# [Aim of the task]
Your answer must be every line of the data below that holds the string "true", copied exactly.
##### Material for this exercise
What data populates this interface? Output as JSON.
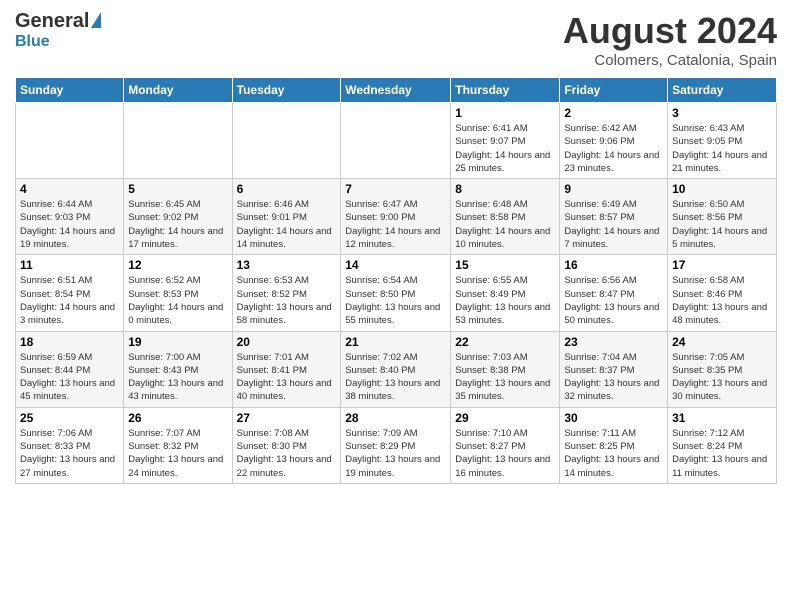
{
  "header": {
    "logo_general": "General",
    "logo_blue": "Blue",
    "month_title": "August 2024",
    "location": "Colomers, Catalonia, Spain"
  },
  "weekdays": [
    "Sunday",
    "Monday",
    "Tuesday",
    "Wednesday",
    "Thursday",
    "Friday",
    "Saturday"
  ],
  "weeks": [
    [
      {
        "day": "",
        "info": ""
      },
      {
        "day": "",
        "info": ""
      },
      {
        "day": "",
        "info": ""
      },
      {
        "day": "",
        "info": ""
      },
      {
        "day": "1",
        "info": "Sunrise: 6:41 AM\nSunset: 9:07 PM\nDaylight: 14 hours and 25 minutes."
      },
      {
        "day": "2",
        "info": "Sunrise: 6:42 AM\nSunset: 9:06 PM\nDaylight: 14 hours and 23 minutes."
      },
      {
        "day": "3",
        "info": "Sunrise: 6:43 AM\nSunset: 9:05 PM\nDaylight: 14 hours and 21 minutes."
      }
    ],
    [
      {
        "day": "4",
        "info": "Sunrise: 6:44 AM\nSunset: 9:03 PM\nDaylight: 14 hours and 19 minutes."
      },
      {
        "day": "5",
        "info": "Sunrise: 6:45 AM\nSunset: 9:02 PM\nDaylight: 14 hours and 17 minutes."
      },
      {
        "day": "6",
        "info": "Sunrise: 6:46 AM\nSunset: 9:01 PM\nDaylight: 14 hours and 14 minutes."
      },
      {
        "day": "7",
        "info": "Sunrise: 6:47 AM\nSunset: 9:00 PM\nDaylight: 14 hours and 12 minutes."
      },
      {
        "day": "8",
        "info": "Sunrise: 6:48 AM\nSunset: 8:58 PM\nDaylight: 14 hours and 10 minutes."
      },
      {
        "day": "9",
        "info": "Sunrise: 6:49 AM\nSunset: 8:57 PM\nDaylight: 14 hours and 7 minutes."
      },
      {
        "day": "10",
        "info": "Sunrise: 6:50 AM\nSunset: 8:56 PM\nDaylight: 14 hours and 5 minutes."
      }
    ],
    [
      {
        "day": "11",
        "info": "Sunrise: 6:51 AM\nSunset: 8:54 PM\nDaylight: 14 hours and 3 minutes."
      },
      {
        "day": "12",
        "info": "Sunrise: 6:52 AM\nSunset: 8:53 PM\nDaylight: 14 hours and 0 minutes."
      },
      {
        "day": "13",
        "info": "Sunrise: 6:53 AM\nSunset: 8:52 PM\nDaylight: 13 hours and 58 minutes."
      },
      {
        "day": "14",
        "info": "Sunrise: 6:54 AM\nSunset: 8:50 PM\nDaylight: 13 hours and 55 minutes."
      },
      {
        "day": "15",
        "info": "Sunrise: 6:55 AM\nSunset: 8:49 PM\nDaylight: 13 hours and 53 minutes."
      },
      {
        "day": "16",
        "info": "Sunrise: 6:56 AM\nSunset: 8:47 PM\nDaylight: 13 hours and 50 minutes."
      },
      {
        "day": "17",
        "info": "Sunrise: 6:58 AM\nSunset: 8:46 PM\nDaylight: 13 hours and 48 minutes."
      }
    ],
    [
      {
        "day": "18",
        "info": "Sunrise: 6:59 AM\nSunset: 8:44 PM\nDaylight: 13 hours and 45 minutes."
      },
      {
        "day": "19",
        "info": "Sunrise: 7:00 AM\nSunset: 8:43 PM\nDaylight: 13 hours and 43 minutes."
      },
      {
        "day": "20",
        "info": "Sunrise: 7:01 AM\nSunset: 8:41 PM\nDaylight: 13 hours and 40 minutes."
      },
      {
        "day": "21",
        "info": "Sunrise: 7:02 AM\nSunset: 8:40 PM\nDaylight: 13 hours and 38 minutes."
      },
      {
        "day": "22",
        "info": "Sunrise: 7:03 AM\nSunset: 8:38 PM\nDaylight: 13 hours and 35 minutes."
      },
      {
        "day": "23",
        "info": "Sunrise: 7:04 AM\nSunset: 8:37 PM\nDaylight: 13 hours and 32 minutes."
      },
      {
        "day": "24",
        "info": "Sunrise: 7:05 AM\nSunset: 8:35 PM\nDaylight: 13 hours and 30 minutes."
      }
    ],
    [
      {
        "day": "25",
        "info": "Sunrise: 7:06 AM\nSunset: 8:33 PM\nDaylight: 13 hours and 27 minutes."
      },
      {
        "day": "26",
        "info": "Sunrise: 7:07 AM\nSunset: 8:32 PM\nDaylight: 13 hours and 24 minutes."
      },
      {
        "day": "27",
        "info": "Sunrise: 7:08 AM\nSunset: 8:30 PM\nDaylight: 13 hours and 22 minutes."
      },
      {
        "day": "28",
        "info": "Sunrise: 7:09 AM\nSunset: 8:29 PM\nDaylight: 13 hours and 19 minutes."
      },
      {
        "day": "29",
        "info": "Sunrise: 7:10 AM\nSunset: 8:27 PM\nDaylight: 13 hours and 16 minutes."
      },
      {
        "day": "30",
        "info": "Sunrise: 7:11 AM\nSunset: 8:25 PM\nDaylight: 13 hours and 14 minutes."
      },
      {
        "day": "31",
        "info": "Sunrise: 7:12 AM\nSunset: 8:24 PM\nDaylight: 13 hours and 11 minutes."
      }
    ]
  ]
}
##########
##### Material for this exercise
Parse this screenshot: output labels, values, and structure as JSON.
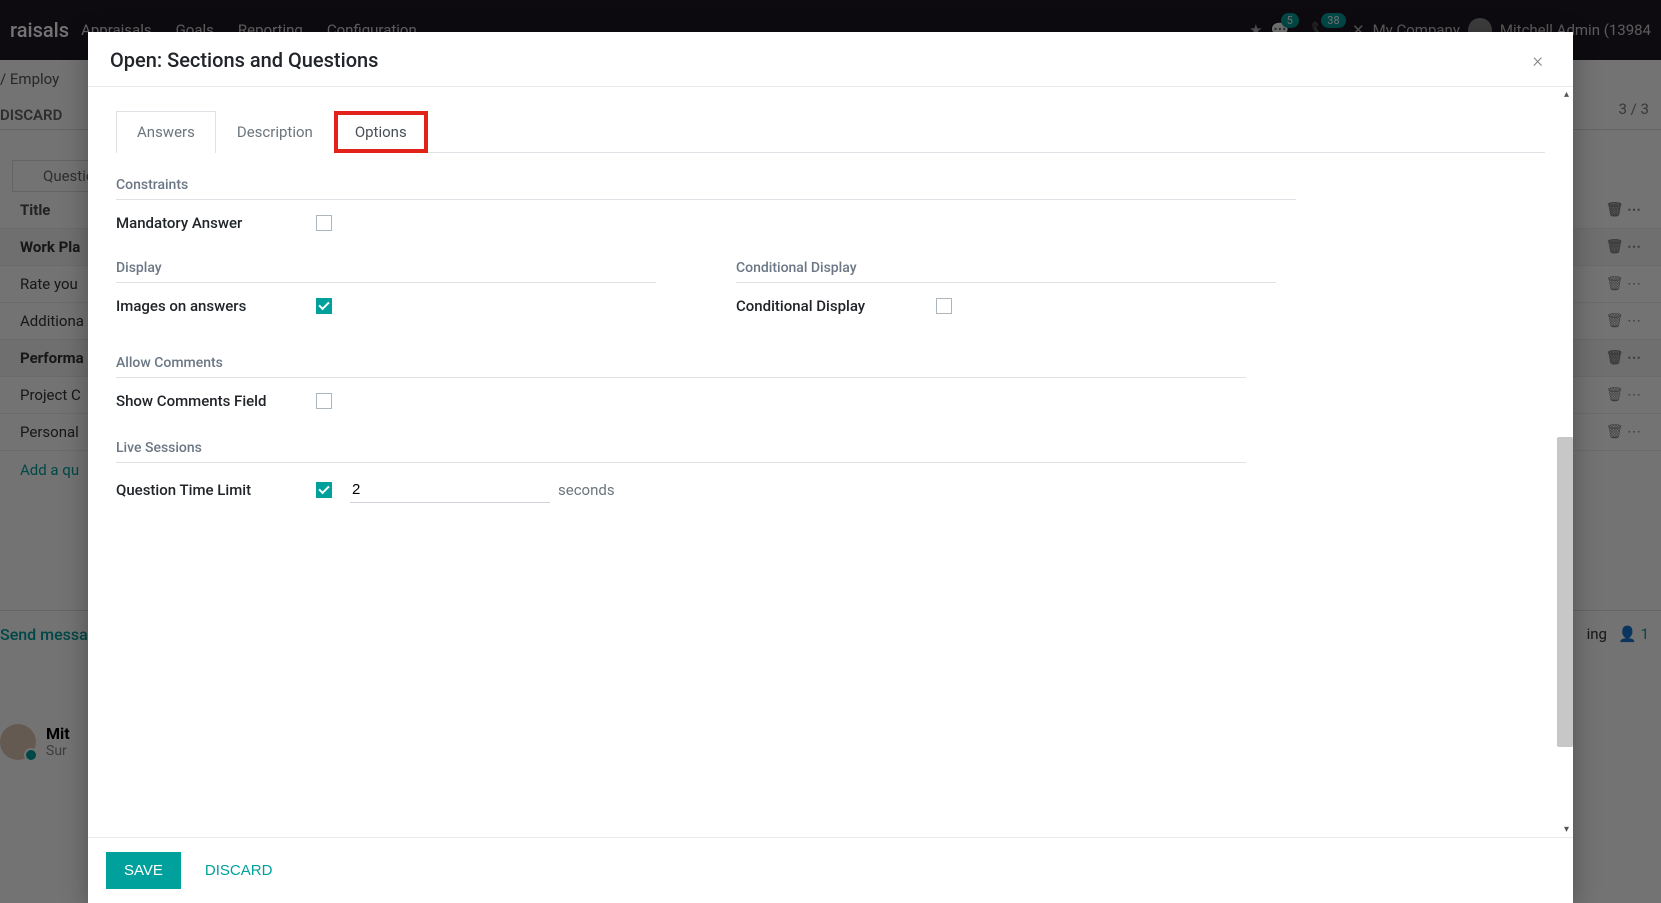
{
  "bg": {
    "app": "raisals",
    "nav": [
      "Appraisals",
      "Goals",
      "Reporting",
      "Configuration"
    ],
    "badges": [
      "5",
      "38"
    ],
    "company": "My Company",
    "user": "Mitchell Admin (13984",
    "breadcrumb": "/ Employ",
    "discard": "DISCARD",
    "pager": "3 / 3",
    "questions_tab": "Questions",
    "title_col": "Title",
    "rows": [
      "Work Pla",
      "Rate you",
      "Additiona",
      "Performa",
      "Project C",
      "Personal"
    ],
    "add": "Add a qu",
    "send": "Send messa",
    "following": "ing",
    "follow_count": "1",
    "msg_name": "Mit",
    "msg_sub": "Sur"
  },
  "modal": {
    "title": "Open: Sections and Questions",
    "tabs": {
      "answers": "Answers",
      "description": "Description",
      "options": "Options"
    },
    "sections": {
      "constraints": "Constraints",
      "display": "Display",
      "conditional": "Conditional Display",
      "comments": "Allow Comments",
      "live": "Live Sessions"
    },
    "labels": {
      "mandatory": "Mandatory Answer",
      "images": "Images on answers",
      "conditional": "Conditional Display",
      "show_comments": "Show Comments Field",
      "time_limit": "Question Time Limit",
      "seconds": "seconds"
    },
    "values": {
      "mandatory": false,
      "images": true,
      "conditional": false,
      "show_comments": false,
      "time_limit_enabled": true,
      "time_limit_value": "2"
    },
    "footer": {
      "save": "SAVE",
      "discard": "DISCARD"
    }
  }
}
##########
# [Task response]
      "images": true,
      "time_limit_enabled": true,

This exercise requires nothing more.